An older gentleman sits at a writing desk with a quill pen in his mouth; he is holding what appears to be an opened letter between his hands reading, and smiling. I did not find the passage in the text, but the following passages do indicate the use of the word “ganiging” clearly.
An old Mr. Erskine of Dun had one of these old retainers, under whose language and unreasonable assumption he had long groaned. He had almost determined to bear it no longer, when, walking out with his man, on crossing a field, the master exclaimed, “There’s a hare.” Andrew looked at the place, and coolly replied, “What a big lee, it’s a cauff.” [I think, “What a big lie, it’s a calf!” – Liam]
The master, quite angry now, plainly told the old domestic that they must part. But the tried servant of forty years, not dreaming of the possibility of his dismissal, innocently asked, “Ay, sir; whare ye gaun? I’m sure ye’re aye best at hame,” supposing that, if there were to be any disruption, it must be the master who would change the place.

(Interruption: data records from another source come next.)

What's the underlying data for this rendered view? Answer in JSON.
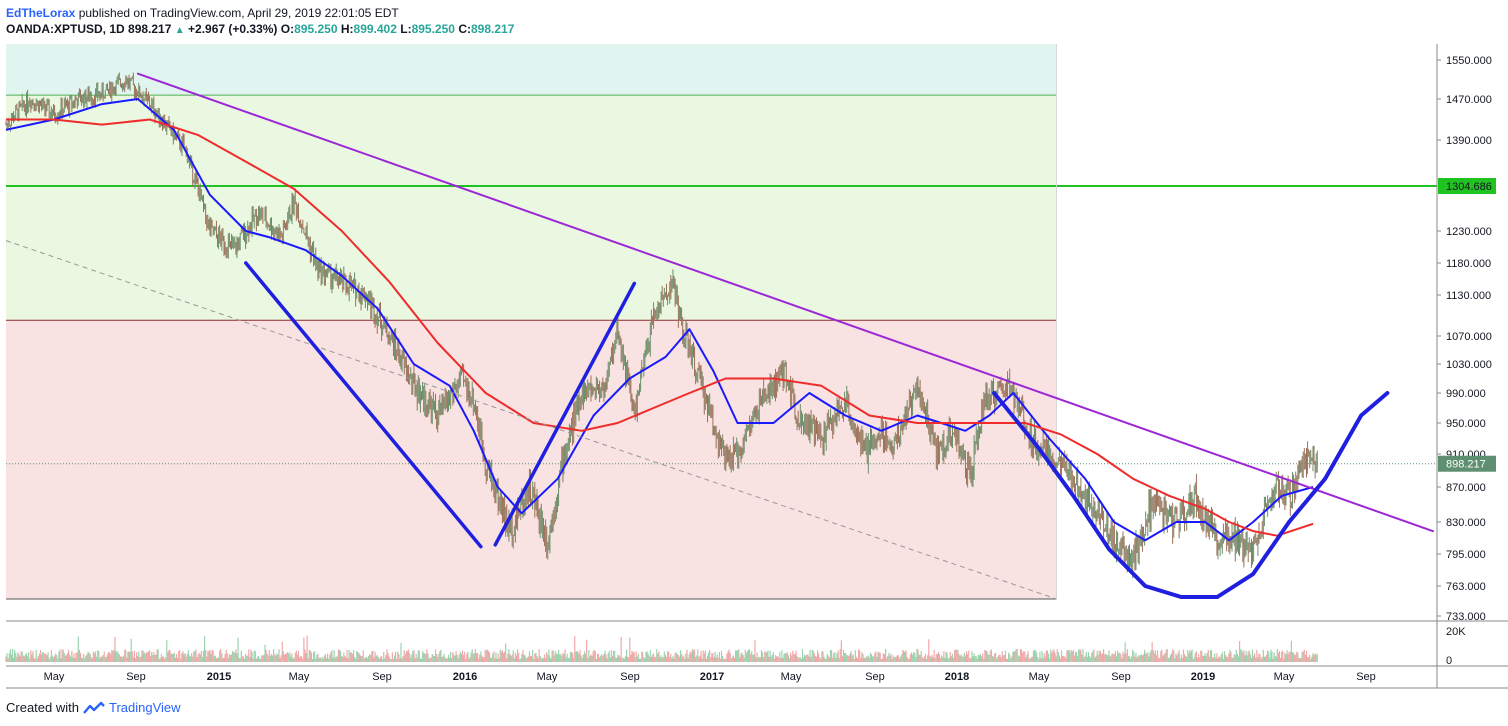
{
  "header": {
    "author": "EdTheLorax",
    "published": "published on TradingView.com, April 29, 2019 22:01:05 EDT",
    "symbol": "OANDA:XPTUSD, 1D",
    "last": "898.217",
    "change_arrow": "▲",
    "change": "+2.967 (+0.33%)",
    "o_label": "O:",
    "o": "895.250",
    "h_label": "H:",
    "h": "899.402",
    "l_label": "L:",
    "l": "895.250",
    "c_label": "C:",
    "c": "898.217"
  },
  "footer": {
    "created_with": "Created with",
    "brand": "TradingView",
    "logo_icon": "tradingview-logo-icon"
  },
  "colors": {
    "ma_fast": "#1a1aff",
    "ma_slow": "#ef2b2b",
    "trend": "#9c27d6",
    "channel": "#1f1fe0",
    "level_green": "#21c321",
    "candle_up": "#6c8e6a",
    "candle_down": "#9a7058",
    "zone_top": "#e0f5ef",
    "zone_mid": "#eaf7e1",
    "zone_low": "#f8e3e2",
    "last_price_tag": "#5d8f70"
  },
  "chart_data": {
    "type": "line",
    "title": "",
    "price_ticks": [
      "1550.000",
      "1470.000",
      "1390.000",
      "1304.686",
      "1230.000",
      "1180.000",
      "1130.000",
      "1070.000",
      "1030.000",
      "990.000",
      "950.000",
      "910.000",
      "898.217",
      "870.000",
      "830.000",
      "795.000",
      "763.000",
      "733.000"
    ],
    "volume_ticks": [
      "20K",
      "0"
    ],
    "time_ticks": [
      "May",
      "Sep",
      "2015",
      "May",
      "Sep",
      "2016",
      "May",
      "Sep",
      "2017",
      "May",
      "Sep",
      "2018",
      "May",
      "Sep",
      "2019",
      "May",
      "Sep"
    ],
    "last_price": 898.217,
    "horizontal_levels": [
      1478,
      1304.686,
      1093,
      750
    ],
    "x_unit": "years (decimal)",
    "price_path": [
      [
        2014.0,
        1420
      ],
      [
        2014.1,
        1470
      ],
      [
        2014.2,
        1440
      ],
      [
        2014.3,
        1470
      ],
      [
        2014.4,
        1480
      ],
      [
        2014.5,
        1510
      ],
      [
        2014.6,
        1460
      ],
      [
        2014.75,
        1370
      ],
      [
        2014.85,
        1230
      ],
      [
        2014.95,
        1200
      ],
      [
        2015.05,
        1260
      ],
      [
        2015.15,
        1220
      ],
      [
        2015.2,
        1280
      ],
      [
        2015.3,
        1170
      ],
      [
        2015.4,
        1150
      ],
      [
        2015.5,
        1130
      ],
      [
        2015.6,
        1070
      ],
      [
        2015.7,
        1000
      ],
      [
        2015.8,
        960
      ],
      [
        2015.9,
        1010
      ],
      [
        2015.95,
        980
      ],
      [
        2016.0,
        900
      ],
      [
        2016.05,
        860
      ],
      [
        2016.1,
        820
      ],
      [
        2016.18,
        870
      ],
      [
        2016.26,
        810
      ],
      [
        2016.32,
        900
      ],
      [
        2016.4,
        990
      ],
      [
        2016.5,
        1000
      ],
      [
        2016.55,
        1080
      ],
      [
        2016.62,
        960
      ],
      [
        2016.7,
        1100
      ],
      [
        2016.78,
        1150
      ],
      [
        2016.82,
        1080
      ],
      [
        2016.88,
        1020
      ],
      [
        2016.95,
        950
      ],
      [
        2017.0,
        900
      ],
      [
        2017.05,
        910
      ],
      [
        2017.15,
        980
      ],
      [
        2017.25,
        1020
      ],
      [
        2017.3,
        960
      ],
      [
        2017.4,
        930
      ],
      [
        2017.5,
        980
      ],
      [
        2017.58,
        910
      ],
      [
        2017.65,
        940
      ],
      [
        2017.7,
        920
      ],
      [
        2017.8,
        1000
      ],
      [
        2017.88,
        910
      ],
      [
        2017.95,
        940
      ],
      [
        2018.02,
        880
      ],
      [
        2018.08,
        980
      ],
      [
        2018.18,
        1000
      ],
      [
        2018.28,
        930
      ],
      [
        2018.38,
        900
      ],
      [
        2018.48,
        870
      ],
      [
        2018.56,
        840
      ],
      [
        2018.62,
        810
      ],
      [
        2018.7,
        790
      ],
      [
        2018.78,
        850
      ],
      [
        2018.88,
        830
      ],
      [
        2018.96,
        860
      ],
      [
        2019.04,
        810
      ],
      [
        2019.1,
        820
      ],
      [
        2019.18,
        800
      ],
      [
        2019.24,
        830
      ],
      [
        2019.3,
        870
      ],
      [
        2019.36,
        860
      ],
      [
        2019.42,
        905
      ],
      [
        2019.47,
        898
      ]
    ],
    "series": [
      {
        "name": "",
        "color_key": "ma_fast",
        "values": [
          [
            2014.0,
            1410
          ],
          [
            2014.2,
            1430
          ],
          [
            2014.4,
            1460
          ],
          [
            2014.55,
            1470
          ],
          [
            2014.7,
            1410
          ],
          [
            2014.85,
            1290
          ],
          [
            2015.0,
            1230
          ],
          [
            2015.1,
            1220
          ],
          [
            2015.25,
            1200
          ],
          [
            2015.4,
            1160
          ],
          [
            2015.55,
            1110
          ],
          [
            2015.7,
            1030
          ],
          [
            2015.85,
            1000
          ],
          [
            2015.95,
            940
          ],
          [
            2016.05,
            870
          ],
          [
            2016.15,
            840
          ],
          [
            2016.3,
            880
          ],
          [
            2016.45,
            960
          ],
          [
            2016.6,
            1010
          ],
          [
            2016.75,
            1040
          ],
          [
            2016.85,
            1080
          ],
          [
            2016.95,
            1020
          ],
          [
            2017.05,
            950
          ],
          [
            2017.2,
            950
          ],
          [
            2017.35,
            990
          ],
          [
            2017.5,
            960
          ],
          [
            2017.65,
            940
          ],
          [
            2017.8,
            960
          ],
          [
            2017.9,
            950
          ],
          [
            2018.0,
            940
          ],
          [
            2018.1,
            960
          ],
          [
            2018.2,
            990
          ],
          [
            2018.35,
            930
          ],
          [
            2018.5,
            880
          ],
          [
            2018.62,
            830
          ],
          [
            2018.75,
            810
          ],
          [
            2018.88,
            830
          ],
          [
            2019.0,
            830
          ],
          [
            2019.1,
            810
          ],
          [
            2019.2,
            830
          ],
          [
            2019.32,
            860
          ],
          [
            2019.45,
            870
          ]
        ]
      },
      {
        "name": "",
        "color_key": "ma_slow",
        "values": [
          [
            2014.0,
            1430
          ],
          [
            2014.2,
            1430
          ],
          [
            2014.4,
            1420
          ],
          [
            2014.6,
            1430
          ],
          [
            2014.8,
            1400
          ],
          [
            2015.0,
            1350
          ],
          [
            2015.2,
            1300
          ],
          [
            2015.4,
            1230
          ],
          [
            2015.6,
            1150
          ],
          [
            2015.8,
            1060
          ],
          [
            2016.0,
            990
          ],
          [
            2016.2,
            950
          ],
          [
            2016.4,
            940
          ],
          [
            2016.55,
            950
          ],
          [
            2016.7,
            970
          ],
          [
            2016.85,
            990
          ],
          [
            2017.0,
            1010
          ],
          [
            2017.2,
            1010
          ],
          [
            2017.4,
            1000
          ],
          [
            2017.6,
            960
          ],
          [
            2017.8,
            950
          ],
          [
            2017.95,
            950
          ],
          [
            2018.1,
            950
          ],
          [
            2018.25,
            950
          ],
          [
            2018.4,
            935
          ],
          [
            2018.55,
            910
          ],
          [
            2018.7,
            880
          ],
          [
            2018.85,
            860
          ],
          [
            2019.0,
            845
          ],
          [
            2019.1,
            830
          ],
          [
            2019.2,
            820
          ],
          [
            2019.3,
            815
          ],
          [
            2019.45,
            828
          ]
        ]
      }
    ],
    "drawings": [
      {
        "kind": "trendline",
        "color_key": "trend",
        "from": [
          2014.55,
          1522
        ],
        "to": [
          2019.95,
          820
        ]
      },
      {
        "kind": "dashed",
        "from": [
          2014.0,
          1215
        ],
        "to": [
          2018.38,
          750
        ]
      },
      {
        "kind": "channel",
        "color_key": "channel",
        "from": [
          2015.0,
          1180
        ],
        "to": [
          2015.98,
          803
        ]
      },
      {
        "kind": "channel",
        "color_key": "channel",
        "from": [
          2016.04,
          805
        ],
        "to": [
          2016.62,
          1148
        ]
      },
      {
        "kind": "arc",
        "color_key": "channel",
        "points": [
          [
            2018.12,
            990
          ],
          [
            2018.3,
            920
          ],
          [
            2018.45,
            860
          ],
          [
            2018.6,
            800
          ],
          [
            2018.75,
            763
          ],
          [
            2018.9,
            752
          ],
          [
            2019.05,
            752
          ],
          [
            2019.2,
            775
          ],
          [
            2019.35,
            830
          ],
          [
            2019.5,
            880
          ],
          [
            2019.65,
            960
          ],
          [
            2019.76,
            990
          ]
        ]
      }
    ]
  }
}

An example of a similar fixedness of tenure in an old servant was afforded in an anecdote related of an old coachman long in the service of a noble lady, and who gave all the trouble and annoyance which he conceived were the privileges of his position in the family. At last the lady fairly gave him notice to quit, and told him he must go. T he only satisfaction she got was the quiet answer, “Na, na, my lady; I druve ye to your marriage, and I shall stay to drive ye to your burial.” Indeed, we have heard of a still stronger assertion of his official position by one who met an order to quit his master’s service by the cool reply, “Na, na; I’m no gangin’. If ye dinna ken whan ye’ve a good servant, I ken whan I’ve a gude place.” (p. 98)